If the patient is under 21, a parent or legal guardian can make the application as a designated caregiver. Patients must pay a $50 fee which can be reduced or waived if the patient is experiencing financial hardship. Should the application be approved, the Department of Health will issue the patient a registry card that will include any limitations regarding forms or dosage made by the certifying doctor.

What Kind and How Much Medical Marijuana Can a Certified Patient Obtain?

It is noteworthy that smoking as a method of consumption of the only form not left to the Commissioner and specifically excluded from ‘certified medical use’ in the statute. The forms of marijuana that are allowed include extracts, tinctures, oils, and edibles. All allowable forms of medical marijuana, including methods of consumption and strain, variety, and strength, are determined by the Commissioner and must be approved by the Commissioner before they can be sold.
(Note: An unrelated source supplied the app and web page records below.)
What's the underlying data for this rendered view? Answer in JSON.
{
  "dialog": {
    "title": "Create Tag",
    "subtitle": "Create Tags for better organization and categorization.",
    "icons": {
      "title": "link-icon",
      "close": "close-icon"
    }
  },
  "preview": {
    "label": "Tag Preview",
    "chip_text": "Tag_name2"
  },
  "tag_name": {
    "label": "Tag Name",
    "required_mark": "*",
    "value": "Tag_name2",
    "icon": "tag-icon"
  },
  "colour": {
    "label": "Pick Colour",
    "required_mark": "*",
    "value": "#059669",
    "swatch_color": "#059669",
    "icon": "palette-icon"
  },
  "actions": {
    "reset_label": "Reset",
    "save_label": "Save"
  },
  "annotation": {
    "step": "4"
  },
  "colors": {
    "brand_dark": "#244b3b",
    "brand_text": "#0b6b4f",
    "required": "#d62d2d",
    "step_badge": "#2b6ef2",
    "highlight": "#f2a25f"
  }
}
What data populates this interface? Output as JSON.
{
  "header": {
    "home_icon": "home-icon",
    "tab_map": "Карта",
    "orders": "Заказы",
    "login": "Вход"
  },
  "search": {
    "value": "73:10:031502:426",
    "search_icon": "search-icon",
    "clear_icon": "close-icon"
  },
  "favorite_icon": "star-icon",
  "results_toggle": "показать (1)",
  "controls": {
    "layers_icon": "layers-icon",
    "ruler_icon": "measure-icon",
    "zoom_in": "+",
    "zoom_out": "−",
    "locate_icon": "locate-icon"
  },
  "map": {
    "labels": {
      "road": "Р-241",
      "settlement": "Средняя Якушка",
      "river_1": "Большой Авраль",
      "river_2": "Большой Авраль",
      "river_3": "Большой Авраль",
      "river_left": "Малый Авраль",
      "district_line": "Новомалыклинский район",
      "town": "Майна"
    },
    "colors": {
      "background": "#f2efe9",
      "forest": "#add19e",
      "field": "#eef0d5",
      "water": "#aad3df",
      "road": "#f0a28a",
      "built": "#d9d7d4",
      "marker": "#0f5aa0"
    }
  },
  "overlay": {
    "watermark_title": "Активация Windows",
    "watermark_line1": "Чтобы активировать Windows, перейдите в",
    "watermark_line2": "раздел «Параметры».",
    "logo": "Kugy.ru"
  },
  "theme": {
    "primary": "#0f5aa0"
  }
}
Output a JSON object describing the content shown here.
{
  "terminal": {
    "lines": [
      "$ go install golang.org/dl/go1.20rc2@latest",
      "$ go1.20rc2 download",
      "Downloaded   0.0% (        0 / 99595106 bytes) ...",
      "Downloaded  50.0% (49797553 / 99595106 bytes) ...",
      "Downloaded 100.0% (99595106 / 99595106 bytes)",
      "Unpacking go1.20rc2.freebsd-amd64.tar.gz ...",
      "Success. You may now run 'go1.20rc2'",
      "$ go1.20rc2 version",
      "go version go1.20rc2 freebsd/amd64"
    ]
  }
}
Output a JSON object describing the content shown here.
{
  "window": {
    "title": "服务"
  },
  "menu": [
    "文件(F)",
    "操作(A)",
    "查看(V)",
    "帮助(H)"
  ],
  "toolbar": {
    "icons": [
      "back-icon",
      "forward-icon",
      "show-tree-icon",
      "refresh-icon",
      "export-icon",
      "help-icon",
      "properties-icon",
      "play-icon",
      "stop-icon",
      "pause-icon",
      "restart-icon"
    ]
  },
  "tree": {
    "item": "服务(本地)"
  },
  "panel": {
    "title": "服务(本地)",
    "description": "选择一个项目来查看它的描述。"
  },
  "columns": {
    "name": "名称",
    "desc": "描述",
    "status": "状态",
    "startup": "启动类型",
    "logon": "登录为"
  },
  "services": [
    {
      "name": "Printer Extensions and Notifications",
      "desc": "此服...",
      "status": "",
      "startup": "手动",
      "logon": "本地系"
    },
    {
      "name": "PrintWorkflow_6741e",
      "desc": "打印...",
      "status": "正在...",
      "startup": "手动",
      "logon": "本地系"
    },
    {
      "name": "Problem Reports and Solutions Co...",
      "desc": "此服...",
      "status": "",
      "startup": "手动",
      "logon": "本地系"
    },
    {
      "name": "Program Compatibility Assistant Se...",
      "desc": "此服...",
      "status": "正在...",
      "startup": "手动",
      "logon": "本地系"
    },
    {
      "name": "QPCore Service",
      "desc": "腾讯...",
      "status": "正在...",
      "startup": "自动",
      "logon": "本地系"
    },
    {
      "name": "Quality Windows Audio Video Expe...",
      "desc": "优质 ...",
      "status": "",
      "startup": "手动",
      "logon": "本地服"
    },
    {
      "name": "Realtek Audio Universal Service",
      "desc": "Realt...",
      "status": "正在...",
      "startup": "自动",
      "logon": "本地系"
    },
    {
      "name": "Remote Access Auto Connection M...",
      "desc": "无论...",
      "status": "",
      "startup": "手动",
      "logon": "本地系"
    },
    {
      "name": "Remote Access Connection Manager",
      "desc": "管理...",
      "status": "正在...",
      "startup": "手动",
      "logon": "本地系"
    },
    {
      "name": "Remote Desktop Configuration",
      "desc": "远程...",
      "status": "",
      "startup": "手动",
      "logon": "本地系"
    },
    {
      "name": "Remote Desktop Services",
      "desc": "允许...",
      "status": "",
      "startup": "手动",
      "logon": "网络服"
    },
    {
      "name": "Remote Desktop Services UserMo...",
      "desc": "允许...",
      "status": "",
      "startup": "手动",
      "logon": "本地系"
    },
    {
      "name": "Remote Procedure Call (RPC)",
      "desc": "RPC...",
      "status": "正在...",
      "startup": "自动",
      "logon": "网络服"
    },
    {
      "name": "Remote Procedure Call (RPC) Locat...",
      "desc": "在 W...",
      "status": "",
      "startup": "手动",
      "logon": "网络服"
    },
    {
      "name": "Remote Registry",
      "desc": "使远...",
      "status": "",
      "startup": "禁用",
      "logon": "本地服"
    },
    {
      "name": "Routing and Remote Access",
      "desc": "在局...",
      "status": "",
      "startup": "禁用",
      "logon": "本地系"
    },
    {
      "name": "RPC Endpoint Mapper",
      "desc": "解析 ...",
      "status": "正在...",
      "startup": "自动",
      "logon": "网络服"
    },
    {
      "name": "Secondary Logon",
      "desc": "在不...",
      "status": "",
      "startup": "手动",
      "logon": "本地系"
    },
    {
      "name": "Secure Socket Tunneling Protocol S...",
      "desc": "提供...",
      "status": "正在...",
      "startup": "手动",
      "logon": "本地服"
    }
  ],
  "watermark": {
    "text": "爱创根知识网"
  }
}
Additionally, patients cannot legally possess more than a 30 day supply as determined by the practitioner and consistent with any DOH regulations. Patients can get a refill of their medical marijuana during the last week (7 days) of their 30 day supply. Medical marijuana must be kept in its original packaging. And very importantly, medical cannabis cannot be consumed in a public place.

Are Patients, Caregivers, and People in the Industry Protected from Discrimination?
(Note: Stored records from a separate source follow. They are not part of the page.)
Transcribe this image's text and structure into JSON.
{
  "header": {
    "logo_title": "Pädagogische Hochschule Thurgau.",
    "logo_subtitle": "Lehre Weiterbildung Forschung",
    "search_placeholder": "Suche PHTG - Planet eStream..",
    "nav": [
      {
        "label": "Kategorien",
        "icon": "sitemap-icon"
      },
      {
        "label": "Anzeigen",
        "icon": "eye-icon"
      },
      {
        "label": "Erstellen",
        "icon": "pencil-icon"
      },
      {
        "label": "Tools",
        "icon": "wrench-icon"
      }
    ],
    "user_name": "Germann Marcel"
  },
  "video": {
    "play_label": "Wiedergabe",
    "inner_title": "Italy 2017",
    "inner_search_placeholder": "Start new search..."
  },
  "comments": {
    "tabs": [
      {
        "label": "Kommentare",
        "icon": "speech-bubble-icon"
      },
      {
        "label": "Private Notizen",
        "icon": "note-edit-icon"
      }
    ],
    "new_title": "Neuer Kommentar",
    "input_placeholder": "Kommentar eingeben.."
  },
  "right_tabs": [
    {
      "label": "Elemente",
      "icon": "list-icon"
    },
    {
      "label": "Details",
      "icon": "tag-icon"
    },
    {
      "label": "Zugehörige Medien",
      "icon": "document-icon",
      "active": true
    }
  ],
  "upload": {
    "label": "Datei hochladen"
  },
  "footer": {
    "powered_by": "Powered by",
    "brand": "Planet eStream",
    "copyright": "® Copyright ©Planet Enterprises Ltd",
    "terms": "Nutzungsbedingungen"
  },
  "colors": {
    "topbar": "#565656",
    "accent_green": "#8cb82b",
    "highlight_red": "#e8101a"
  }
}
The Compassionate Care Act does provide certain protections for medical marijuana patients and those involved in this new industry. The act provides that patients, caregivers, practitioners, or employees of registered organizations  “shall not be denied any right or privilege, including but not limited to, they shall not be subject to arrest, prosecution, or penalty in any manner, or denied  any  right  or privilege, including but not limited to civil penalty or disciplinary action by a business or occupational or professional licensing board  or bureau, solely for the certified medical use or manufacture of marihuana, or for any other action or conduct in accordance with this title.”

Side note: I’ve always found it amusing how NY anglicizes the spelling of marijuana in its legislation.

Patients, practitioners and employees of registered organizations are also protected under the human rights law (housing, employment, public accommodations). Also, patients, practitioners and employees of registered organizations are protected in custody and family law proceedings. Registry information is not subject to public disclosure laws (i.e., it must be kept confidential).

What are the Rules for People Who Want to Be Part of the Industry of Producing or Dispensing Medical Marijuana?

As a firm specializing in small businesses and start-ups, I have come across a number of enterprising young individuals interested in getting in on the ground floor of this burgeoning new industry. However, NY is not Colorado, and accessing this industry is not easy. More on that in a later post.

So hopefully this has been of some help to those interested or in need of new therapies. We at LeFebvre Law are interested in advising our clients, who are small businesses, about this changing legal landscape and how it may impact their businesses. For additional thoughts on how businesses should deal with this new development, check out this post about some tips for employers dealing with the roll out of the Compassionate Care Act, and contact LeFebvre Law if you would like to discuss your options for updating your policies with regards to medical marijuana (or marihuana, if you prefer).


Tim LeFebvre, Esq.